_WORK TASK_. Repeat the data exactly. Pictures are not part of the copy.

_STUDY MATERIAL_.
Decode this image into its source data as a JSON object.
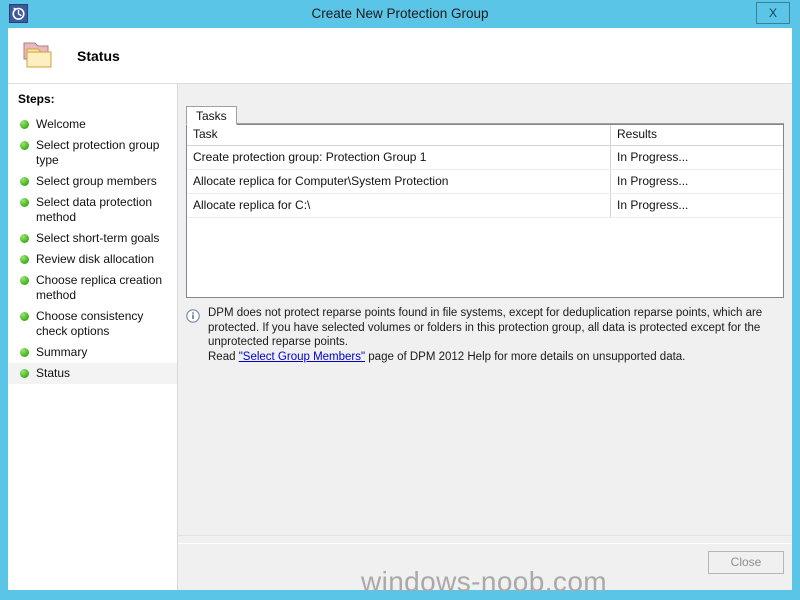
{
  "window": {
    "title": "Create New Protection Group",
    "icon": "clock-recovery-icon",
    "close_label": "X",
    "frame_color": "#5bc5e8"
  },
  "header": {
    "title": "Status",
    "icon": "folder-icon"
  },
  "sidebar": {
    "label": "Steps:",
    "items": [
      {
        "label": "Welcome",
        "state": "done"
      },
      {
        "label": "Select protection group type",
        "state": "done"
      },
      {
        "label": "Select group members",
        "state": "done"
      },
      {
        "label": "Select data protection method",
        "state": "done"
      },
      {
        "label": "Select short-term goals",
        "state": "done"
      },
      {
        "label": "Review disk allocation",
        "state": "done"
      },
      {
        "label": "Choose replica creation method",
        "state": "done"
      },
      {
        "label": "Choose consistency check options",
        "state": "done"
      },
      {
        "label": "Summary",
        "state": "done"
      },
      {
        "label": "Status",
        "state": "current"
      }
    ]
  },
  "main": {
    "tabs": [
      {
        "label": "Tasks",
        "selected": true
      }
    ],
    "table": {
      "columns": [
        "Task",
        "Results"
      ],
      "rows": [
        {
          "task": "Create protection group: Protection Group 1",
          "result": "In Progress..."
        },
        {
          "task": "Allocate replica for Computer\\System Protection",
          "result": "In Progress..."
        },
        {
          "task": "Allocate replica for C:\\",
          "result": "In Progress..."
        }
      ]
    },
    "info": {
      "icon": "information-icon",
      "line1": "DPM does not protect reparse points found in file systems, except for deduplication reparse points, which are protected. If you have selected volumes or folders in this protection group, all data is protected except for the unprotected reparse points.",
      "line2_prefix": "Read ",
      "link_text": "\"Select Group Members\"",
      "line2_suffix": " page of DPM 2012 Help for more details on unsupported data.",
      "link_color": "#0000cd"
    }
  },
  "footer": {
    "close_label": "Close",
    "close_enabled": false
  },
  "watermark": {
    "text": "windows-noob.com",
    "color": "#a9a9a9"
  }
}
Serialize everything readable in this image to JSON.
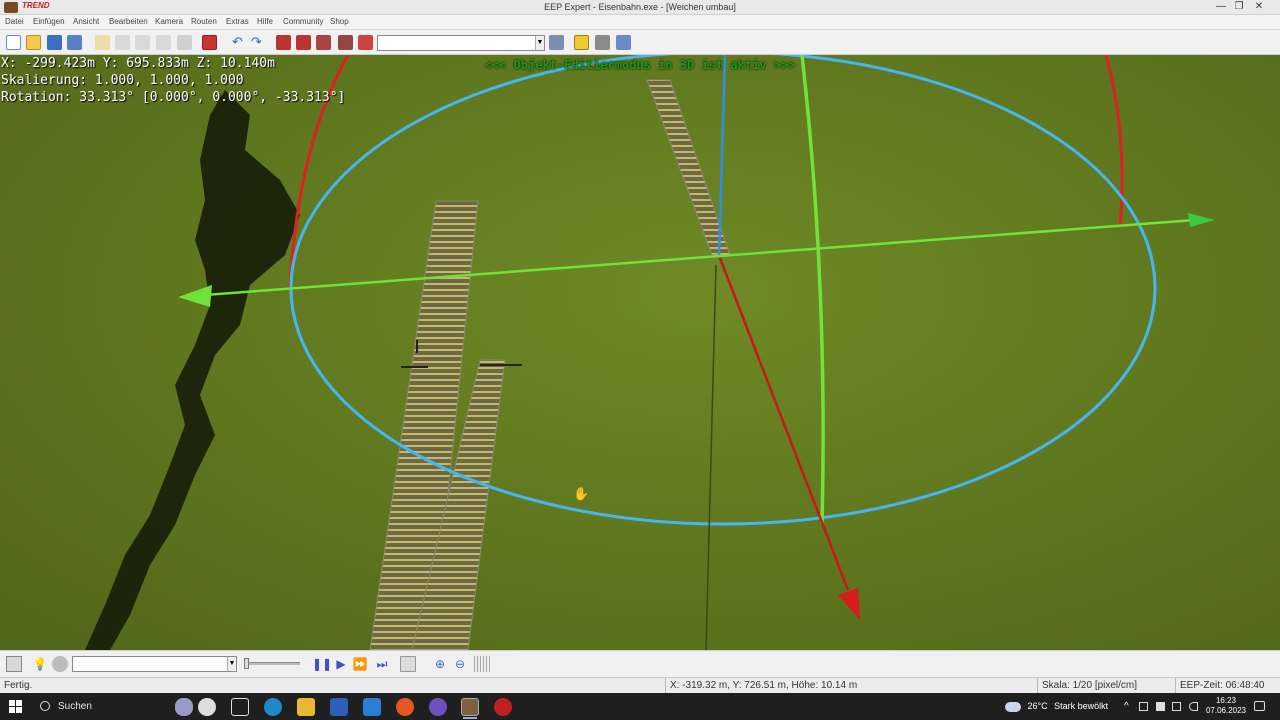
{
  "window": {
    "brand": "TREND",
    "title": "EEP Expert - Eisenbahn.exe - [Weichen umbau]",
    "controls": {
      "minimize": "—",
      "restore": "❐",
      "close": "✕"
    }
  },
  "menu": [
    "Datei",
    "Einfügen",
    "Ansicht",
    "Bearbeiten",
    "Kamera",
    "Routen",
    "Extras",
    "Hilfe",
    "Community",
    "Shop"
  ],
  "toolbar": {
    "combo_value": "",
    "combo_arrow": "▼"
  },
  "overlay": {
    "position": "X: -299.423m  Y: 695.833m  Z: 10.140m",
    "scale": "Skalierung: 1.000, 1.000, 1.000",
    "rotation": "Rotation: 33.313° [0.000°, 0.000°, -33.313°]",
    "mode_banner": "<<<  Objekt-Editiermodus in 3D ist aktiv  >>>"
  },
  "bottombar": {
    "combo_value": "",
    "combo_arrow": "▼",
    "slider_position": 0.0
  },
  "statusbar": {
    "state": "Fertig.",
    "cursor_position": "X: -319.32 m, Y: 726.51 m, Höhe: 10.14 m",
    "scale": "Skala: 1/20 [pixel/cm]",
    "eep_time": "EEP-Zeit: 06:48:40"
  },
  "taskbar": {
    "search_label": "Suchen",
    "weather_temp": "26°C",
    "weather_text": "Stark bewölkt",
    "time": "16:23",
    "date": "07.06.2023",
    "tray_chevron": "^"
  },
  "colors": {
    "ring": "#45b6f2",
    "axis_x": "#e02020",
    "axis_y": "#6fe33a",
    "axis_z": "#2f8ee8",
    "terrain": "#61791f",
    "banner": "#1a9a1a"
  }
}
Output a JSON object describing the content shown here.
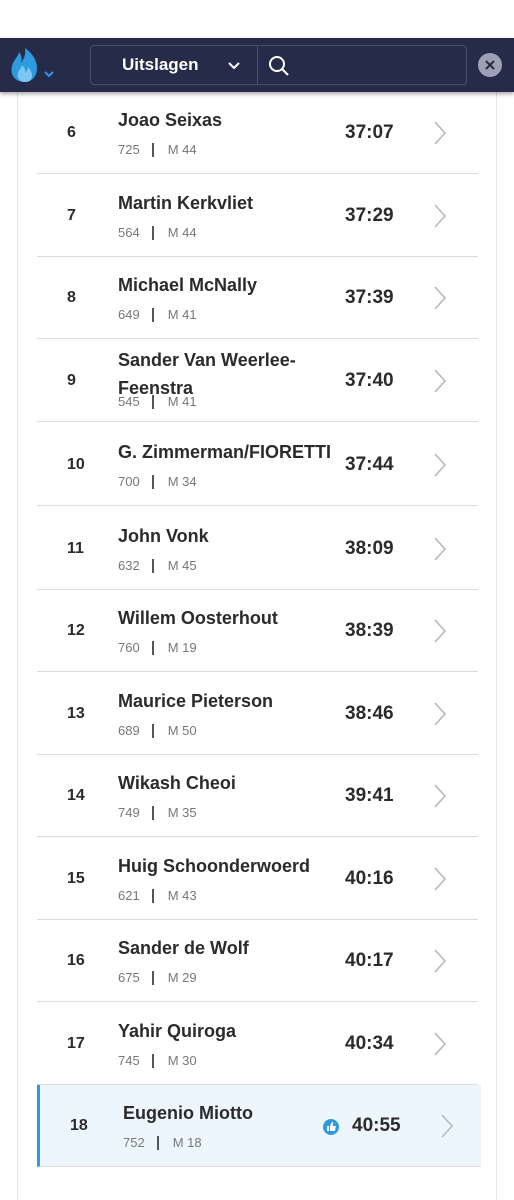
{
  "header": {
    "section_select": "Uitslagen",
    "search_placeholder": "",
    "icons": [
      "flame-logo-icon",
      "chevron-down-icon",
      "search-icon",
      "close-icon"
    ],
    "accent_color": "#2e9bdf",
    "bar_color": "#262b4a"
  },
  "results": [
    {
      "rank": "6",
      "name": "Joao Seixas",
      "bib": "725",
      "category": "M 44",
      "time": "37:07"
    },
    {
      "rank": "7",
      "name": "Martin Kerkvliet",
      "bib": "564",
      "category": "M 44",
      "time": "37:29"
    },
    {
      "rank": "8",
      "name": "Michael McNally",
      "bib": "649",
      "category": "M 41",
      "time": "37:39"
    },
    {
      "rank": "9",
      "name": "Sander Van Weerlee-Feenstra",
      "bib": "545",
      "category": "M 41",
      "time": "37:40"
    },
    {
      "rank": "10",
      "name": "G. Zimmerman/FIORETTI",
      "bib": "700",
      "category": "M 34",
      "time": "37:44"
    },
    {
      "rank": "11",
      "name": "John Vonk",
      "bib": "632",
      "category": "M 45",
      "time": "38:09"
    },
    {
      "rank": "12",
      "name": "Willem Oosterhout",
      "bib": "760",
      "category": "M 19",
      "time": "38:39"
    },
    {
      "rank": "13",
      "name": "Maurice Pieterson",
      "bib": "689",
      "category": "M 50",
      "time": "38:46"
    },
    {
      "rank": "14",
      "name": "Wikash Cheoi",
      "bib": "749",
      "category": "M 35",
      "time": "39:41"
    },
    {
      "rank": "15",
      "name": "Huig Schoonderwoerd",
      "bib": "621",
      "category": "M 43",
      "time": "40:16"
    },
    {
      "rank": "16",
      "name": "Sander de Wolf",
      "bib": "675",
      "category": "M 29",
      "time": "40:17"
    },
    {
      "rank": "17",
      "name": "Yahir Quiroga",
      "bib": "745",
      "category": "M 30",
      "time": "40:34"
    },
    {
      "rank": "18",
      "name": "Eugenio Miotto",
      "bib": "752",
      "category": "M 18",
      "time": "40:55",
      "highlighted": true
    }
  ]
}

_SOLUTION FOR THIS TASK_.
Decode this image into its source data as a JSON object.
{
  "window": {
    "title": "Create New Protection Group",
    "icon": "clock-recovery-icon",
    "close_label": "X",
    "frame_color": "#5bc5e8"
  },
  "header": {
    "title": "Status",
    "icon": "folder-icon"
  },
  "sidebar": {
    "label": "Steps:",
    "items": [
      {
        "label": "Welcome",
        "state": "done"
      },
      {
        "label": "Select protection group type",
        "state": "done"
      },
      {
        "label": "Select group members",
        "state": "done"
      },
      {
        "label": "Select data protection method",
        "state": "done"
      },
      {
        "label": "Select short-term goals",
        "state": "done"
      },
      {
        "label": "Review disk allocation",
        "state": "done"
      },
      {
        "label": "Choose replica creation method",
        "state": "done"
      },
      {
        "label": "Choose consistency check options",
        "state": "done"
      },
      {
        "label": "Summary",
        "state": "done"
      },
      {
        "label": "Status",
        "state": "current"
      }
    ]
  },
  "main": {
    "tabs": [
      {
        "label": "Tasks",
        "selected": true
      }
    ],
    "table": {
      "columns": [
        "Task",
        "Results"
      ],
      "rows": [
        {
          "task": "Create protection group: Protection Group 1",
          "result": "In Progress..."
        },
        {
          "task": "Allocate replica for Computer\\System Protection",
          "result": "In Progress..."
        },
        {
          "task": "Allocate replica for C:\\",
          "result": "In Progress..."
        }
      ]
    },
    "info": {
      "icon": "information-icon",
      "line1": "DPM does not protect reparse points found in file systems, except for deduplication reparse points, which are protected. If you have selected volumes or folders in this protection group, all data is protected except for the unprotected reparse points.",
      "line2_prefix": "Read ",
      "link_text": "\"Select Group Members\"",
      "line2_suffix": " page of DPM 2012 Help for more details on unsupported data.",
      "link_color": "#0000cd"
    }
  },
  "footer": {
    "close_label": "Close",
    "close_enabled": false
  },
  "watermark": {
    "text": "windows-noob.com",
    "color": "#a9a9a9"
  }
}
Serialize everything readable in this image to JSON.
{
  "window": {
    "brand": "TREND",
    "title": "EEP Expert - Eisenbahn.exe - [Weichen umbau]",
    "controls": {
      "minimize": "—",
      "restore": "❐",
      "close": "✕"
    }
  },
  "menu": [
    "Datei",
    "Einfügen",
    "Ansicht",
    "Bearbeiten",
    "Kamera",
    "Routen",
    "Extras",
    "Hilfe",
    "Community",
    "Shop"
  ],
  "toolbar": {
    "combo_value": "",
    "combo_arrow": "▼"
  },
  "overlay": {
    "position": "X: -299.423m  Y: 695.833m  Z: 10.140m",
    "scale": "Skalierung: 1.000, 1.000, 1.000",
    "rotation": "Rotation: 33.313° [0.000°, 0.000°, -33.313°]",
    "mode_banner": "<<<  Objekt-Editiermodus in 3D ist aktiv  >>>"
  },
  "bottombar": {
    "combo_value": "",
    "combo_arrow": "▼",
    "slider_position": 0.0
  },
  "statusbar": {
    "state": "Fertig.",
    "cursor_position": "X: -319.32 m, Y: 726.51 m, Höhe: 10.14 m",
    "scale": "Skala: 1/20 [pixel/cm]",
    "eep_time": "EEP-Zeit: 06:48:40"
  },
  "taskbar": {
    "search_label": "Suchen",
    "weather_temp": "26°C",
    "weather_text": "Stark bewölkt",
    "time": "16:23",
    "date": "07.06.2023",
    "tray_chevron": "^"
  },
  "colors": {
    "ring": "#45b6f2",
    "axis_x": "#e02020",
    "axis_y": "#6fe33a",
    "axis_z": "#2f8ee8",
    "terrain": "#61791f",
    "banner": "#1a9a1a"
  }
}
Output a JSON object describing the content shown here.
{
  "header": {
    "section_select": "Uitslagen",
    "search_placeholder": "",
    "icons": [
      "flame-logo-icon",
      "chevron-down-icon",
      "search-icon",
      "close-icon"
    ],
    "accent_color": "#2e9bdf",
    "bar_color": "#262b4a"
  },
  "results": [
    {
      "rank": "6",
      "name": "Joao Seixas",
      "bib": "725",
      "category": "M 44",
      "time": "37:07"
    },
    {
      "rank": "7",
      "name": "Martin Kerkvliet",
      "bib": "564",
      "category": "M 44",
      "time": "37:29"
    },
    {
      "rank": "8",
      "name": "Michael McNally",
      "bib": "649",
      "category": "M 41",
      "time": "37:39"
    },
    {
      "rank": "9",
      "name": "Sander Van Weerlee-Feenstra",
      "bib": "545",
      "category": "M 41",
      "time": "37:40"
    },
    {
      "rank": "10",
      "name": "G. Zimmerman/FIORETTI",
      "bib": "700",
      "category": "M 34",
      "time": "37:44"
    },
    {
      "rank": "11",
      "name": "John Vonk",
      "bib": "632",
      "category": "M 45",
      "time": "38:09"
    },
    {
      "rank": "12",
      "name": "Willem Oosterhout",
      "bib": "760",
      "category": "M 19",
      "time": "38:39"
    },
    {
      "rank": "13",
      "name": "Maurice Pieterson",
      "bib": "689",
      "category": "M 50",
      "time": "38:46"
    },
    {
      "rank": "14",
      "name": "Wikash Cheoi",
      "bib": "749",
      "category": "M 35",
      "time": "39:41"
    },
    {
      "rank": "15",
      "name": "Huig Schoonderwoerd",
      "bib": "621",
      "category": "M 43",
      "time": "40:16"
    },
    {
      "rank": "16",
      "name": "Sander de Wolf",
      "bib": "675",
      "category": "M 29",
      "time": "40:17"
    },
    {
      "rank": "17",
      "name": "Yahir Quiroga",
      "bib": "745",
      "category": "M 30",
      "time": "40:34"
    },
    {
      "rank": "18",
      "name": "Eugenio Miotto",
      "bib": "752",
      "category": "M 18",
      "time": "40:55",
      "highlighted": true
    }
  ]
}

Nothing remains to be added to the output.